Yesterday, a trove of secret documents was released regarding the NSA and its ongoing spying on citizens both abroad and here in the US. One of the programs mentioned, called DROPOUTJEEP, is particularly scary as it can give the Agency complete control of any iPhone.
These are some pretty serious allegations made against the NSA and maybe more-so Apple, who either has several unknown security holes in its mobile OS or is consciously giving the NSA access. Well the company just responded to these claims, and it appears to be the former…
AllThingsD has Apple’s full statement:
“Apple has never worked with the NSA to create a backdoor in any of our products, including iPhone. Additionally, we have been unaware of this alleged NSA program targeting our products. We care deeply about our customers’ privacy and security. Our team is continuously working to make our products even more secure, and we make it easy for customers to keep their software up to date with the latest advancements. Whenever we hear about attempts to undermine Apple’s industry-leading security, we thoroughly investigate and take appropriate steps to protect our customers. We will continue to use our resources to stay ahead of malicious hackers and defend our customers from security attacks, regardless of who’s behind them.”

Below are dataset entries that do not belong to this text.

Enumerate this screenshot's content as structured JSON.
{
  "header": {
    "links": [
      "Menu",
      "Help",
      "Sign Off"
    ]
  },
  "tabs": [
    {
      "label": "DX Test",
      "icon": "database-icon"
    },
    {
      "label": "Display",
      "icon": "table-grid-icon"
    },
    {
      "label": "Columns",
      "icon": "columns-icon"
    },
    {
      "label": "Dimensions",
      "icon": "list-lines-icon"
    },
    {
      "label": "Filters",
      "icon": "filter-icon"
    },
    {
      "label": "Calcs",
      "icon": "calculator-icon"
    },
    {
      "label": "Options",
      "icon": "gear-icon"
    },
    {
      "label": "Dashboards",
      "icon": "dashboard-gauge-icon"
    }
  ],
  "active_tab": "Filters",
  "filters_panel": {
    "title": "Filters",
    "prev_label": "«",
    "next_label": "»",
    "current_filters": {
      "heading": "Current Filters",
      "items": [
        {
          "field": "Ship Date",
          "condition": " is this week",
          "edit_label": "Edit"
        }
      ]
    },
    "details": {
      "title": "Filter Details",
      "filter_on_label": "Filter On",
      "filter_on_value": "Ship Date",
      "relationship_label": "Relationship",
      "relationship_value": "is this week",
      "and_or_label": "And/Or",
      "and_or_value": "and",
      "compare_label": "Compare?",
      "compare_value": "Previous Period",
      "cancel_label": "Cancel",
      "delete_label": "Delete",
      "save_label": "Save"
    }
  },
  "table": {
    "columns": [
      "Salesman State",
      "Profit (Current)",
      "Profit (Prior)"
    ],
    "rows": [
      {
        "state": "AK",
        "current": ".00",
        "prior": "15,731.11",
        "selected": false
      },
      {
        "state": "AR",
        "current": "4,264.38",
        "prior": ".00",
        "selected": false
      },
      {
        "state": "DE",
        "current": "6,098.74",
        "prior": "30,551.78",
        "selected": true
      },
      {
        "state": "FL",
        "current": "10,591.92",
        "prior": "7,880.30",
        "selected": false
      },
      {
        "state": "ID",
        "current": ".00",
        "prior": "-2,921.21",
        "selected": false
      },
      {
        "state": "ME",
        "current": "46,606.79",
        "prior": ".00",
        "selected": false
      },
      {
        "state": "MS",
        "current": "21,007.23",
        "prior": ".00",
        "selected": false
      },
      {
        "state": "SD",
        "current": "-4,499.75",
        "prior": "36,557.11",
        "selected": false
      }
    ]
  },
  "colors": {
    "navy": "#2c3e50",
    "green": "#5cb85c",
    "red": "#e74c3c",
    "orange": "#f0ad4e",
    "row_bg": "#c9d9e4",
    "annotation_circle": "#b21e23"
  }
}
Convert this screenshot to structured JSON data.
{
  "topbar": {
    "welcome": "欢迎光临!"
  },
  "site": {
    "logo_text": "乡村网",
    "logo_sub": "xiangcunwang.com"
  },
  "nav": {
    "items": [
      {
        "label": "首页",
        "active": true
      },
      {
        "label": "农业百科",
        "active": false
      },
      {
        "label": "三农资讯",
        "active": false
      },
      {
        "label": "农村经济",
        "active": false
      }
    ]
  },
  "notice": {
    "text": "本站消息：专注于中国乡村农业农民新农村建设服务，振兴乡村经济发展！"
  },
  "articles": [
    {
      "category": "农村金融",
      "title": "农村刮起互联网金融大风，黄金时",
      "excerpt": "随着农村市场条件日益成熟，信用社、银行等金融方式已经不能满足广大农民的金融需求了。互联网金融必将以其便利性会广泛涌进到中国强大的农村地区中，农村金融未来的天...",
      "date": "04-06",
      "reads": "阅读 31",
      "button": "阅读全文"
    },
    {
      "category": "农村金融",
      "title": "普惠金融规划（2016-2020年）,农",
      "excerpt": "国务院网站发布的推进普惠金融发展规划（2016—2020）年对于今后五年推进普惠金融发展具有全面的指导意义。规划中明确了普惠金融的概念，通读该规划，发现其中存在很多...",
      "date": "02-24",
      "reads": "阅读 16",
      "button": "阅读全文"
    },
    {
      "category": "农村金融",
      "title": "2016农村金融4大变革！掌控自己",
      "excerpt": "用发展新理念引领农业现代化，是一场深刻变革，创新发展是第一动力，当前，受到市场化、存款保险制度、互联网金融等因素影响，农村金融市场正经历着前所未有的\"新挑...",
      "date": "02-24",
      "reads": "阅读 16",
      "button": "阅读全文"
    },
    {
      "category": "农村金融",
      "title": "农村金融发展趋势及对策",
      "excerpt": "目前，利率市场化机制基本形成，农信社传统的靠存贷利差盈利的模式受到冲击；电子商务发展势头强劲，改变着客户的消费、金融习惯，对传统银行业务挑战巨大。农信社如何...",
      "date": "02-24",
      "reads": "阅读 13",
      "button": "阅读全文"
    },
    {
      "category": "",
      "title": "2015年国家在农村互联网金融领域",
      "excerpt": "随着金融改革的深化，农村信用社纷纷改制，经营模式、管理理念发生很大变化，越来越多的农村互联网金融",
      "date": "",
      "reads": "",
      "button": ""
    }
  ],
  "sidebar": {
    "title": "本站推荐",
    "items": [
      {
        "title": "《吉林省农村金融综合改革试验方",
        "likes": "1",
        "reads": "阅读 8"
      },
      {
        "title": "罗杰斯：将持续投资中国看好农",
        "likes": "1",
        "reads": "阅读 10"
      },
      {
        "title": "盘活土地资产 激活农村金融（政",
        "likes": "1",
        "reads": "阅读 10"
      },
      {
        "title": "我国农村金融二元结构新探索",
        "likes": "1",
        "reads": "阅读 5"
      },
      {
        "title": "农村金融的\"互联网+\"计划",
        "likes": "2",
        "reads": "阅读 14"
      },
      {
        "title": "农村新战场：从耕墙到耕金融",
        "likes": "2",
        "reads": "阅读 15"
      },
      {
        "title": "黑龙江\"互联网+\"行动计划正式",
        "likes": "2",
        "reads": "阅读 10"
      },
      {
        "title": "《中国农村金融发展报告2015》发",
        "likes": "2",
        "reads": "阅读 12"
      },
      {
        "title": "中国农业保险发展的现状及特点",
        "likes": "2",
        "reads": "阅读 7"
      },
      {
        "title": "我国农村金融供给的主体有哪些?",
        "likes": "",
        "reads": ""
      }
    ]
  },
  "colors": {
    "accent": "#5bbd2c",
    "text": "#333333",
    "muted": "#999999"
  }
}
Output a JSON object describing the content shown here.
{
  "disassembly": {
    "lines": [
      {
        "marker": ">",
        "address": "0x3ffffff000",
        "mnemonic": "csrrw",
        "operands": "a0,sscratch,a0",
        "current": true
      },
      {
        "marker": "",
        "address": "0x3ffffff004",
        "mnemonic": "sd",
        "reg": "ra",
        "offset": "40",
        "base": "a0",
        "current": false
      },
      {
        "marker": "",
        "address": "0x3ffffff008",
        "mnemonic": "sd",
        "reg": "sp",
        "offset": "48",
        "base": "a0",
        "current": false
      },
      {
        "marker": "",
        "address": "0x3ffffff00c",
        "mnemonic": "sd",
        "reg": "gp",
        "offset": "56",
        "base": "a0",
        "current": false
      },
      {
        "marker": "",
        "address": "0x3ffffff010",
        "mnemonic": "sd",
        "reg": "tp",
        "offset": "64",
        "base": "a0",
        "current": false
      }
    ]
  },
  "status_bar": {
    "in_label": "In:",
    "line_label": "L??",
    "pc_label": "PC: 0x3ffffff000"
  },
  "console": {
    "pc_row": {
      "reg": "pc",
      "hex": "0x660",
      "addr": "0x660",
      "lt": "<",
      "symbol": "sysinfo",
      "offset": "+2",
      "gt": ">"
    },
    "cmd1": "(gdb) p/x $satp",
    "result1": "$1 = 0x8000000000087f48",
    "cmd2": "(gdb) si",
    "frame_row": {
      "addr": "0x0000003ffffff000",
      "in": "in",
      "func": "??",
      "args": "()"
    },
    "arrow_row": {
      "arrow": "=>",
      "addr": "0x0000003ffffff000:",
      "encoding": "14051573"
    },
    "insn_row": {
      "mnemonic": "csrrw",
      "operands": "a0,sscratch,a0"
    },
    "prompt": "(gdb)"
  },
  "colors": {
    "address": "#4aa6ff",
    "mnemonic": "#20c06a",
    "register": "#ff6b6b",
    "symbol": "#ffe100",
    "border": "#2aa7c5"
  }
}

For those that missed it, Apple is responding to claims that it might be leaving exploits in iOS for the NSA to install backdoors into its iPhones. The Agency has apparently been rerouting shipments of online orders for the handset, installing spyware, and shipping them off to users.
This is the second time Apple has publicly responded to allegations that it is involved in some type of spying program with the National Security Agency. Back in June, the company was mentioned along with 8 other tech giants as members of the PRSIM program, which it also denied.
While the consensus seems to be that ‘this shouldn’t matter if you’re not doing anything illegal,’ there are a lot of users who feel this is a violation of their privacy and even against the law. Apple, for its part, has been pushing for more transparency on court-ordered user info requests.